11 December 2008

Keep on jumpin'

Why can't you buy a good, honest jumper any more?

Amid the last trail of Christmas shopping, I also was seeking a new jumper for myself. Preferably blue, definitely thick and warm (this is still the jumper I'm referring to, by the way) and polo neck if possible but certainly leaving little neck flesh exposed.

The trend for men's long-sleeved overgarments today, however, seems to consist of none of my requirements. Well, I could get blue. But they weren't warm, they weren't to the neck and, in most cases, they weren't even jumpers. Cardigans? You are kidding, right? I looked abysmal in a grey school cardigan in 1980 and I'd still look abysmal in one now.

They have these vile button-up things in all the high street chains and the designer shops too. They are mostly awful and many of them look unflattering even on the headless mannequins (presumably the mannequin was so embarrassed he asked the window dresser to slice his head off before displaying him). I was mildly tempted by something which had Ronnie Corbett's yellow chair-monologue logo on it as it only possessed two (large) buttons at the top and was thickly crafted, but it cost £125. As if.

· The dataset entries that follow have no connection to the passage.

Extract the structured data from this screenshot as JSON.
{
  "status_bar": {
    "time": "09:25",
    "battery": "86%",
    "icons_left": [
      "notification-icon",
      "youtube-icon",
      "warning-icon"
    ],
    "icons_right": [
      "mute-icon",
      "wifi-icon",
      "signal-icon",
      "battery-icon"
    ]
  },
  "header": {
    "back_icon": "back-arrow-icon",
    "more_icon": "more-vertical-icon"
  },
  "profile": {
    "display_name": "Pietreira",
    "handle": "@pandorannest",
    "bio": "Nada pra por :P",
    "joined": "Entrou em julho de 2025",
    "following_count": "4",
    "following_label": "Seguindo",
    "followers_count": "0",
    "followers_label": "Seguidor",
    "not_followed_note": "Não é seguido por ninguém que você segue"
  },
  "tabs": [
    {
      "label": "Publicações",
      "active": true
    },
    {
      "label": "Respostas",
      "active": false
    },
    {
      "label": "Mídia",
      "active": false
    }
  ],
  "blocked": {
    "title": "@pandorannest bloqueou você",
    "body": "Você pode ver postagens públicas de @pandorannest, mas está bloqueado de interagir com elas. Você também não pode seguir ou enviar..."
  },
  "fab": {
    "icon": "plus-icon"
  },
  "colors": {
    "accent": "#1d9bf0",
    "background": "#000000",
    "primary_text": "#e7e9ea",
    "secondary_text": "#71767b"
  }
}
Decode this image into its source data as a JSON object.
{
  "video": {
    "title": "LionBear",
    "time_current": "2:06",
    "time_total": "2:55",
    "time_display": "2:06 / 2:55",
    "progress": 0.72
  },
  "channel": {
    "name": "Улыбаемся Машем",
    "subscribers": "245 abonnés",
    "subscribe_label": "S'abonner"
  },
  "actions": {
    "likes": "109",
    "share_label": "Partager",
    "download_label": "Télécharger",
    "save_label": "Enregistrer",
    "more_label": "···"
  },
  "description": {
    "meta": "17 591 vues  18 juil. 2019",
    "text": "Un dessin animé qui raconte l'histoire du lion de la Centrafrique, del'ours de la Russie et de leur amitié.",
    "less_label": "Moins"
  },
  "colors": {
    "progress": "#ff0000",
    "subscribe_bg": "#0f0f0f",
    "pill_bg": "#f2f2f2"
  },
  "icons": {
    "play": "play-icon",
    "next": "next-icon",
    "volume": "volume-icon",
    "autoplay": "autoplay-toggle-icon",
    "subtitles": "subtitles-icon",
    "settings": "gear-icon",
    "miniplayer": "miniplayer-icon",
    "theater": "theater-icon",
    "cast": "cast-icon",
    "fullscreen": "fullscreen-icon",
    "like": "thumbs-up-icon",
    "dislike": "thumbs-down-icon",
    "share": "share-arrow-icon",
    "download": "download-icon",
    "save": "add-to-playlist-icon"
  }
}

All of them are still cardigans, no matter how you try to rebrand them. Then if I did find something I would call a jumper, it was invariably too thin, too summery, the sort you'd take with you on a June stroll with the dogs in case the sun went in, but wouldn't look out of place tied round your neck if the sun stayed out.

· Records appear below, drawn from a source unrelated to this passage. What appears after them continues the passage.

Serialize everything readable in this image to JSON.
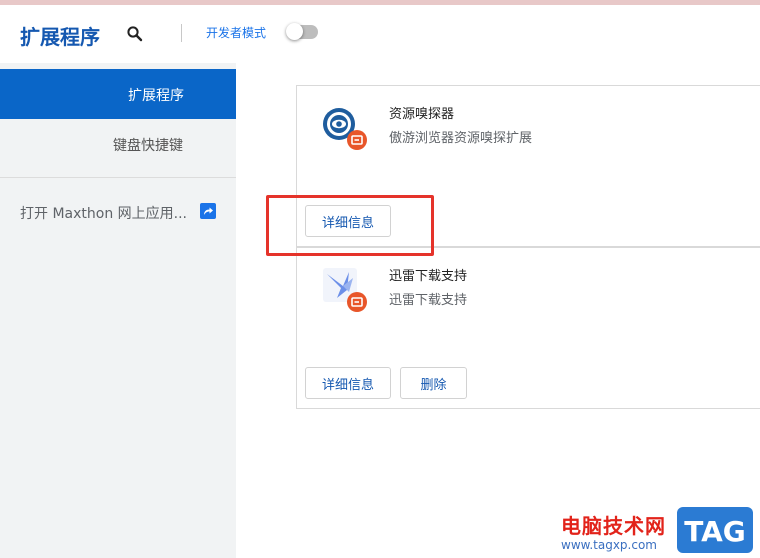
{
  "header": {
    "title": "扩展程序",
    "developer_mode_label": "开发者模式",
    "developer_mode_on": false
  },
  "sidebar": {
    "items": [
      {
        "label": "扩展程序",
        "active": true
      },
      {
        "label": "键盘快捷键",
        "active": false
      }
    ],
    "open_store_label": "打开 Maxthon 网上应用..."
  },
  "extensions": [
    {
      "name": "资源嗅探器",
      "description": "傲游浏览器资源嗅探扩展",
      "details_label": "详细信息"
    },
    {
      "name": "迅雷下载支持",
      "description": "迅雷下载支持",
      "details_label": "详细信息",
      "remove_label": "删除"
    }
  ],
  "watermark": {
    "site_name": "电脑技术网",
    "url": "www.tagxp.com",
    "logo_text": "TAG"
  },
  "colors": {
    "accent": "#1a73e8",
    "sidebar_active": "#0a66c8",
    "highlight_box": "#e5332a",
    "badge": "#e8562a"
  }
}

Have these designers and retailers not seen the weather forecast? In Hull it's been -4c overnight, for example. In such a climate, grandmas everywhere are informing their offspring-but-one to make sure they wrap up warm. Well, I can't wrap up warm in something which provides all the insulation of a serviette.

There are also versions of these thin pullovers which have the sternum area of a T-shirt sewn into the top, to make it look like you're wearing a whole T shirt underneath. Someone cocked up here, really. Why design something that prevents the customer from buying a whole extra article of clothing from the same store?

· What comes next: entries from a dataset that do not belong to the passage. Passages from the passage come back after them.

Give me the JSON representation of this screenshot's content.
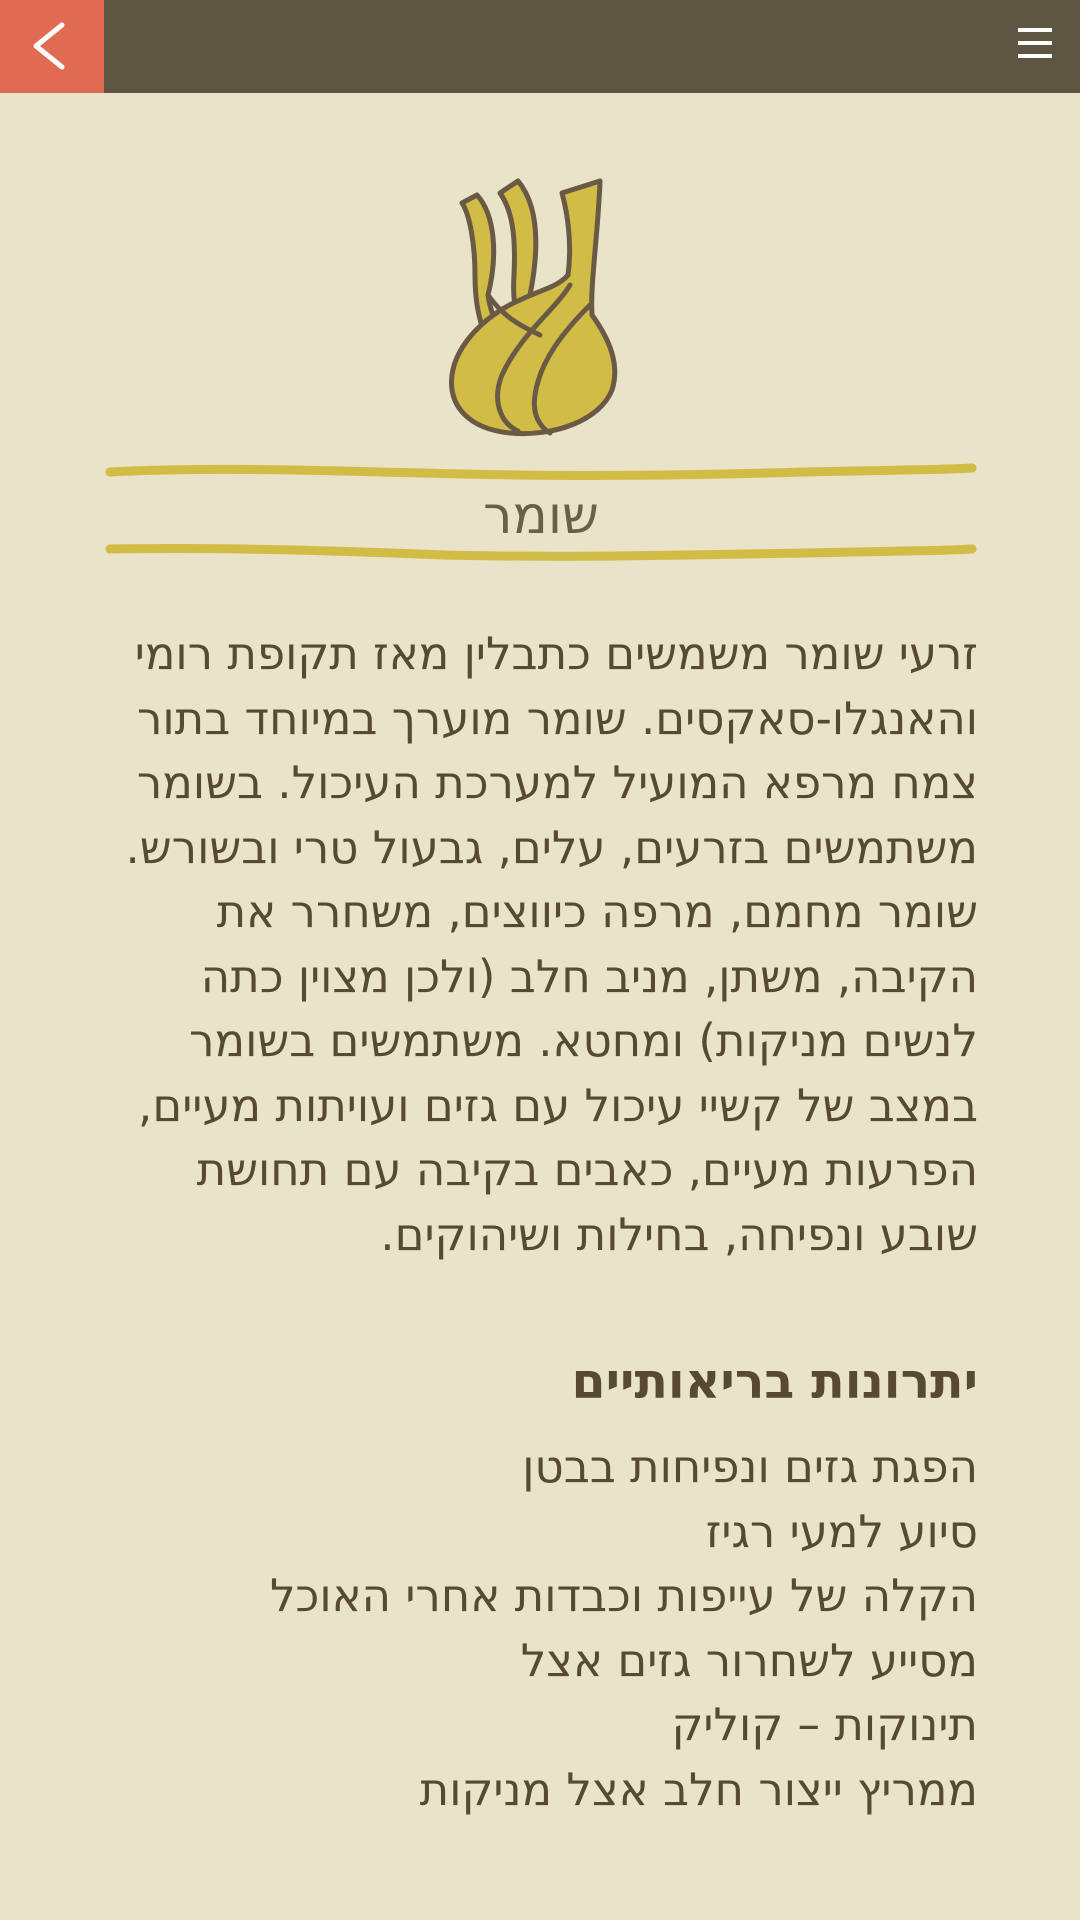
{
  "header": {
    "back_icon": "chevron-left-icon",
    "menu_icon": "hamburger-menu-icon",
    "back_color": "#e06a52",
    "bar_color": "#5e5643"
  },
  "herb": {
    "illustration_icon": "fennel-bulb-icon",
    "title": "שומר",
    "description": "זרעי שומר משמשים כתבלין מאז תקופת רומי והאנגלו-סאקסים. שומר מוערך במיוחד בתור צמח מרפא המועיל למערכת העיכול. בשומר משתמשים בזרעים, עלים, גבעול טרי ובשורש. שומר מחמם, מרפה כיווצים, משחרר את הקיבה, משתן, מניב חלב (ולכן מצוין כתה לנשים מניקות) ומחטא. משתמשים בשומר במצב של קשיי עיכול עם גזים ועויתות מעיים, הפרעות מעיים, כאבים בקיבה עם תחושת שובע ונפיחה, בחילות ושיהוקים."
  },
  "benefits": {
    "heading": "יתרונות בריאותיים",
    "items": [
      "הפגת גזים ונפיחות בבטן",
      "סיוע למעי רגיז",
      "הקלה של עייפות וכבדות אחרי האוכל",
      "מסייע לשחרור גזים אצל",
      "תינוקות – קוליק",
      "ממריץ ייצור חלב אצל מניקות"
    ]
  },
  "colors": {
    "background": "#e8e3c9",
    "accent_yellow": "#d1bd45",
    "text": "#574933"
  }
}
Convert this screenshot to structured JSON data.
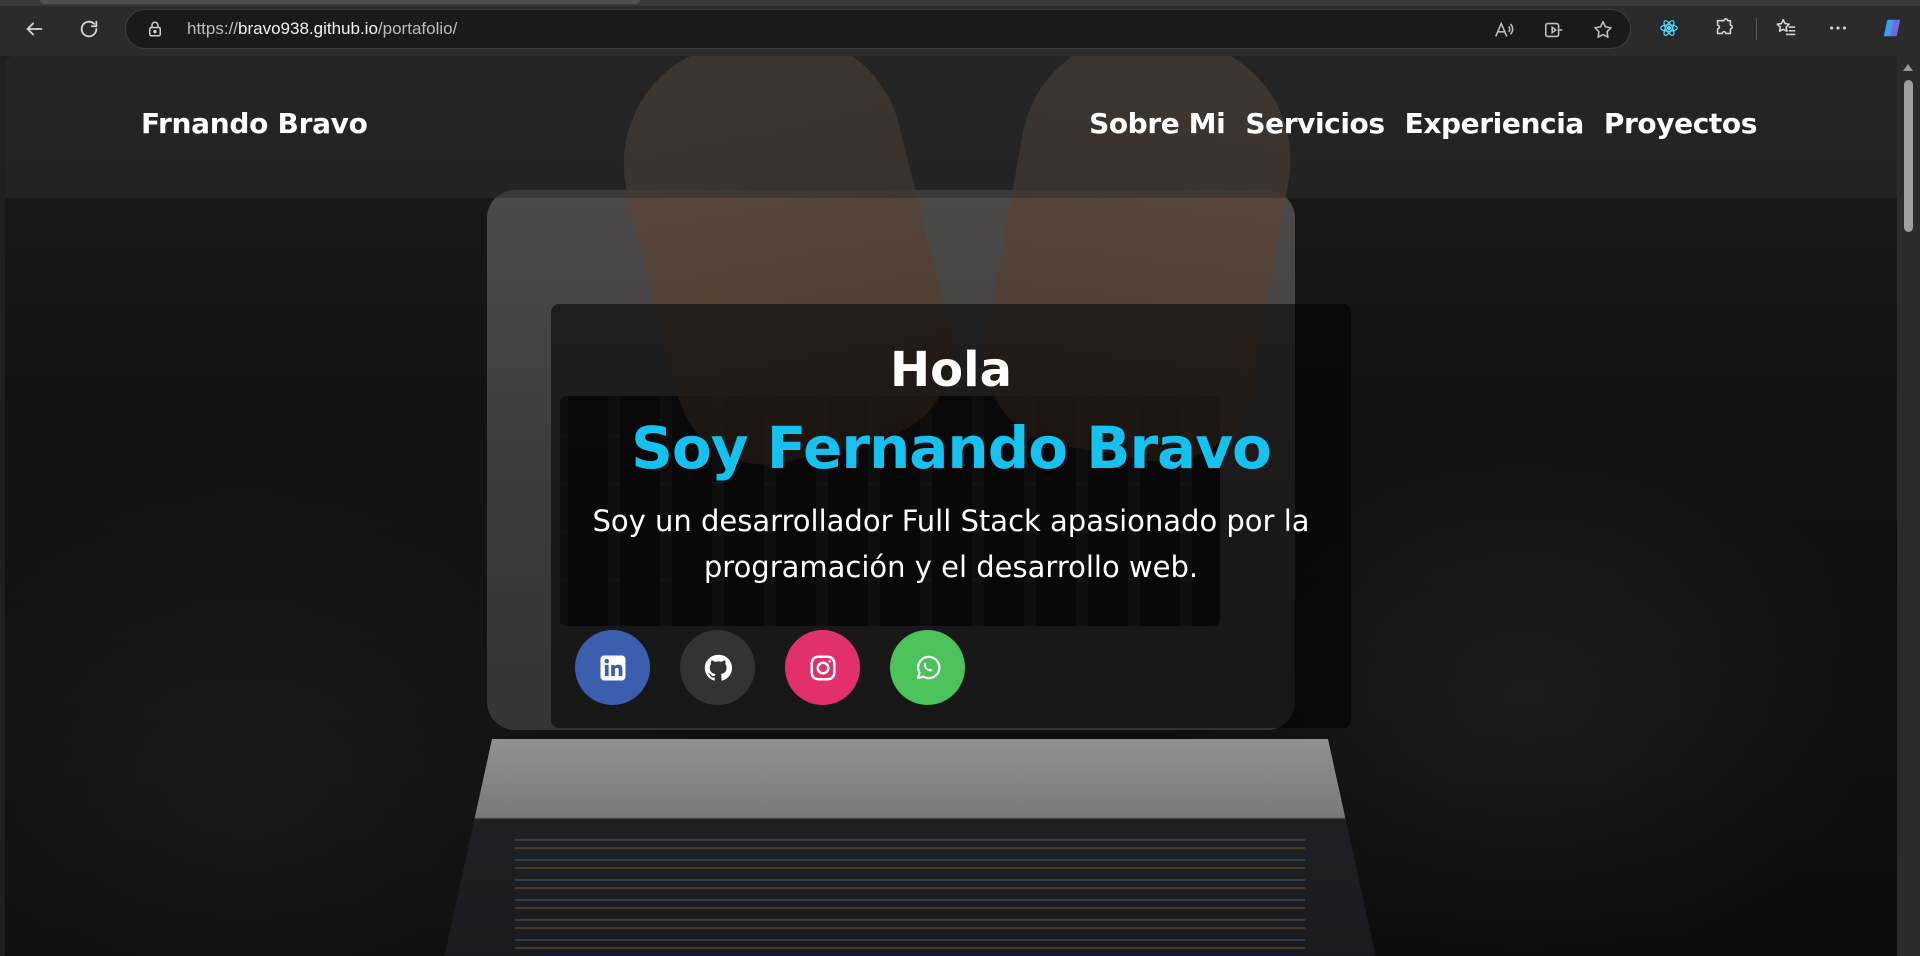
{
  "browser": {
    "url_prefix": "https://",
    "url_host": "bravo938.github.io",
    "url_path": "/portafolio/",
    "icons": [
      "back-icon",
      "reload-icon",
      "lock-icon",
      "read-aloud-icon",
      "immersive-reader-icon",
      "favorite-star-icon",
      "react-devtools-icon",
      "extensions-icon",
      "favorites-icon",
      "more-icon",
      "copilot-icon"
    ]
  },
  "site": {
    "brand": "Frnando Bravo",
    "nav": [
      "Sobre Mi",
      "Servicios",
      "Experiencia",
      "Proyectos"
    ]
  },
  "hero": {
    "greeting": "Hola",
    "name": "Soy Fernando Bravo",
    "description": "Soy un desarrollador Full Stack apasionado por la programación y el desarrollo web.",
    "social": [
      {
        "name": "linkedin-icon",
        "color": "#3b5fae"
      },
      {
        "name": "github-icon",
        "color": "#333333"
      },
      {
        "name": "instagram-icon",
        "color": "#e1306c"
      },
      {
        "name": "whatsapp-icon",
        "color": "#4bc25a"
      }
    ]
  },
  "colors": {
    "accent": "#16c1f0",
    "text": "#ffffff"
  }
}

It is possible to have a jumper which is a) stylish; b) warm; c) inexpensive; and d) traditional. I've seen them. In the past, I've owned them. However, it appears the global warming lunatics might be right about our planet's temperature as there doesn't seem to be a market for clothing which keeps out the cold.

10 December 2008

A canine carol

Dog tags ring, are you listening?
In the lane, snow is glistening
It's yellow not white, I've been there tonight
Marking up my winter wonderland

Smell that tree, that's my fragrance
It's a sign for wandering vagrants
Avoid where I pee, it's my property
I've marked it as my winter wonderland

In the garden Dad will build a snowman
Following the classical design
Then I'll lift my leg and let it go man
So all the world will know it's mine all mine

On the gate, on the fencepost
It's my pong that you'll sense most
Says 'stay off my turf, this small piece of earth
You're walking in my winter wonderland'.

9 December 2008

What the hell is Zabasearch anyway?

Urrrrgh. More computer trouble. Something has arrived on my system which evaded Norton and now every so often I get Internet Explorer pop-ups when surfing, even though I use Firefox and have the pop-ups blocker set to maximum.

Norton can warn me about attacks it is blocking, but it can't prevent pop-ups nor find the source of the problem when I scan the computer. The pop-ups are occasional, apparently harmless and easy to cancel but I'd rather not have them.

Yesterday I spent nearly seven hours on live chat with Norton's techies in India, who took remote control of my computer and did all sorts of work on it to try to get rid of the pop-ups. No luck. They promised to ring me back at 12 midday today, and it's now 12.30. I paid £70 for this expert, reliable help too...

I've been advised against a system restore but it may be my only option now.

8 December 2008

It made Norman Lamont's career

I always look forward to the British Comedy Awards, but this year's were very disappointing.

Angus Deayton is an autocue master but maybe the live broadcast and the fact he has to stand up all the way through (exposing his awkwardness at his miniature stature) is detrimental to his performance, as aside from the opening monologue, he was largely poor. Mind you, that gag about Jonathan Ross knowing now his brother felt was masterful.

As for the winners, well ... ho hum. There is no way that Russell Brand is funnier than Michael McIntyre, Ricky Gervais isn't fit to lace David Mitchell's loafers and there is only so much laughing you can do at American superstars who are slow on the uptake before it becomes a bit too smug.

The rescue acts were Frank Skinner at the end ("when does your suspension come to an end, Angus?"), the impassioned speech by David Renwick and the amazing hush around the building as Geoffrey Perkins was posthumously honoured. I was pleased Jasper Carrott was recognised for his life's work, although I suspect the reason he chose to be serious in acceptance rather than funny is because he has to be tightly scripted to raise laughs.